"Wright County Egg is fully cooperating with FDA's investigation by undertaking this voluntary recall," the company said in a statement. "Our primary concern is keeping salmonella out of the food supply and away from consumers. As a precautionary measure, Wright County Egg also has decided to divert its existing inventory of shell eggs from the recalled plants to a breaker, where they will be pasteurized to kill any salmonella bacteria present."
After the uptick in salmonella infections, the CDC and the FDA traced the source and determined it was most likely eggs from Wright County Egg. The company says it is working to determine how the shell eggs are being contaminated.
Krista Eberle, director of food safety programs at the Egg Safety Center, reiterated that only shell eggs are affected by the Wright County recall.
"From what we know they only do shell eggs, and if they did extra egg products, they are still considered to be safe," Eberle said. She added that egg products such as egg whites and dried eggs go through pasteurization and extensive heat treatment, so they're considered safe to eat and the Egg Safety Center is not concerned the other products might be sullied with bacteria.
The new recall covers eggs branded as Albertsons, Farm Fresh, James Farms, Glenview, Mountain Dairy, Ralph's, Boomsma, Lund, Kemps and Pacific Coast and are marked with a three-digit code ranging from 136 to 229 and plant numbers 1720 and 1942, the company said. In addition, NuCal Foods, which, on its website, calls itself the largest distributor of shell eggs in the western United States, announced Thursday it was "voluntarily recalling specific ... dates of shell eggs produced by Wright County Egg and packaged by NuCal Foods because they have the potential to be contaminated with Salmonella."
The earlier recall covered the Lucerne, Albertson, Mountain Dairy, Ralph's, Boomsma, Sunshine, Hillandale, Trafficanda, Farm Fresh, Shoreland, Lund, Dutch Farms and Kemps brands that were marked with with a three-digit code ranging from 136 to 225 and plant numbers 1026, 1413 and 1946.
The four-digit plant number begins with "P - " and is followed by the three-digit code.
Both recalls affect eggs packed in several different sized cartons, from a half-dozen to 18 eggs. Only shell eggs are affected by the recall, the company said.
Consumers are encouraged to return the eggs in their original packaging to where they were purchased for a full refund.
Salmonella bacteria can be found inside and outside of eggs that appear to be normal.

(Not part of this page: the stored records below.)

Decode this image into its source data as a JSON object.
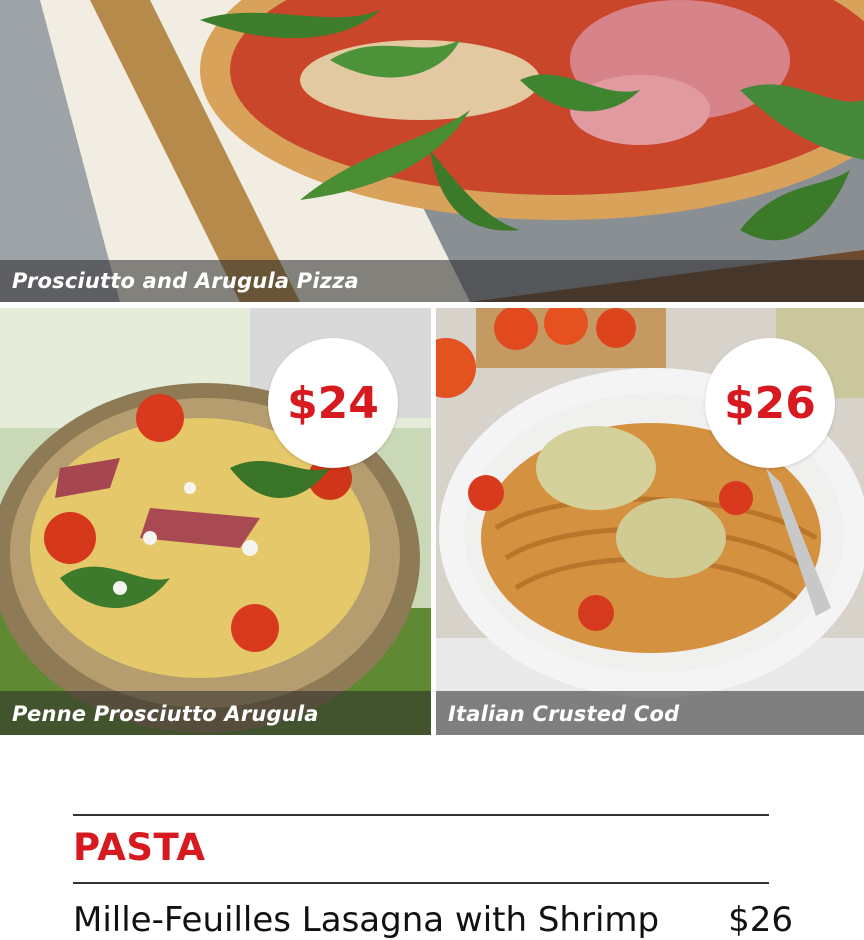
{
  "gallery": {
    "tiles": [
      {
        "caption": "Prosciutto and Arugula Pizza"
      },
      {
        "caption": "Penne Prosciutto Arugula",
        "price": "$24"
      },
      {
        "caption": "Italian Crusted Cod",
        "price": "$26"
      }
    ]
  },
  "menu": {
    "section_title": "PASTA",
    "items": [
      {
        "name": "Mille-Feuilles Lasagna with Shrimp",
        "price": "$26"
      }
    ]
  },
  "colors": {
    "accent": "#d71920",
    "caption_overlay": "#282828",
    "text": "#111111"
  }
}
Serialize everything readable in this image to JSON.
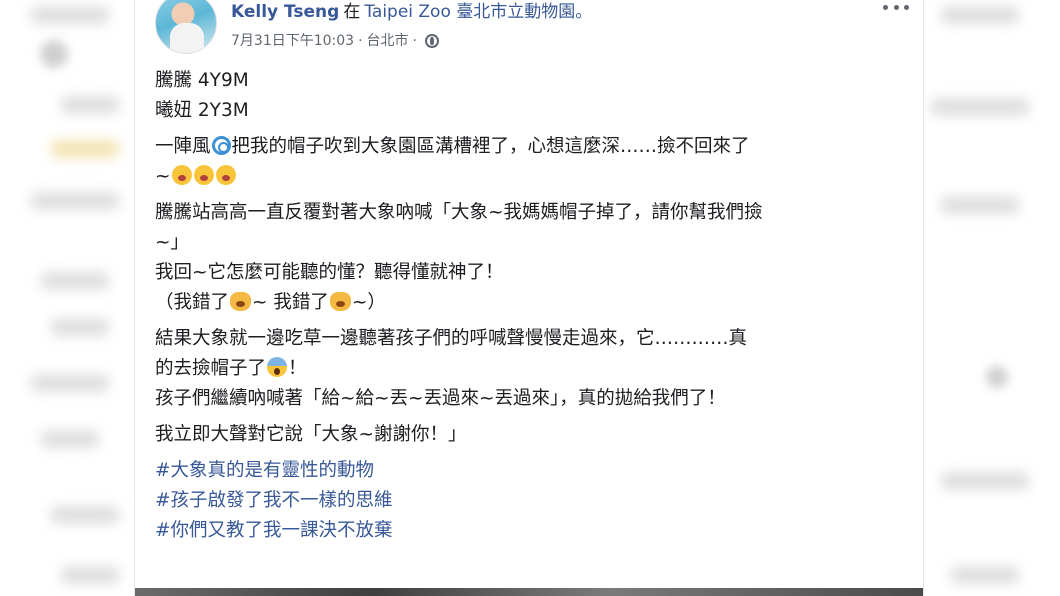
{
  "post": {
    "author": "Kelly Tseng",
    "at_word": "在",
    "place": "Taipei Zoo 臺北市立動物園。",
    "timestamp": "7月31日下午10:03",
    "separator": "·",
    "location": "台北市",
    "separator2": "·",
    "privacy_icon": "globe-icon",
    "more_icon": "more-options-icon"
  },
  "content": {
    "line_1": "騰騰 4Y9M",
    "line_2": "曦妞 2Y3M",
    "line_3a": "一陣風",
    "line_3b": "把我的帽子吹到大象園區溝槽裡了，心想這麼深……撿不回來了",
    "line_4": "~",
    "line_5": "騰騰站高高一直反覆對著大象吶喊「大象~我媽媽帽子掉了，請你幫我們撿",
    "line_6": "~」",
    "line_7": "我回~它怎麼可能聽的懂？聽得懂就神了！",
    "line_8a": "（我錯了",
    "line_8b": "~ 我錯了",
    "line_8c": "~）",
    "line_9": "結果大象就一邊吃草一邊聽著孩子們的呼喊聲慢慢走過來，它…………真",
    "line_10a": "的去撿帽子了",
    "line_10b": "！",
    "line_11": "孩子們繼續吶喊著「給~給~丟~丟過來~丟過來」，真的拋給我們了！",
    "line_12": "我立即大聲對它說「大象~謝謝你！」"
  },
  "hashtags": [
    "#大象真的是有靈性的動物",
    "#孩子啟發了我不一樣的思維",
    "#你們又教了我一課決不放棄"
  ],
  "colors": {
    "link": "#385898",
    "text": "#1c1e21",
    "meta": "#616770"
  }
}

Given the health risks posed by eggs, the FDA offers the following safety advice on its website:
-- Don't eat recalled eggs or products containing recalled eggs. Recalled eggs might still be in grocery stores, restaurants, and consumers' homes. Consumers who have recalled eggs should discard them or return them to their retailer for a refund. Individuals who think they might have become ill from eating recalled eggs should consult their health care providers.
-- Keep shell eggs refrigerated at temperatures no higher than 45 degrees Fahrenheit (7 degrees Celsius) at all times.
-- Discard cracked or dirty eggs.
-- Wash hands, cooking utensils, and food preparation surfaces with soap and water after contact with raw eggs.
-- Eggs should be cooked until both the white and the yolk are firm and eaten promptly after cooking.
-- Do not keep eggs warm or at room temperature for more than 2 hours.
-- Refrigerate unused or leftover egg-containing foods promptly.
-- Avoid eating raw eggs.
-- Avoid restaurant dishes made with raw or undercooked, unpasteurized eggs. Restaurants should use pasteurized eggs in any recipe (such as Hollandaise sauce or Caesar salad dressing) that calls for raw eggs.
-- Consumption of raw or undercooked eggs should be avoided, especially by young children, elderly persons, and person with weakened immune systems or debilitating illness.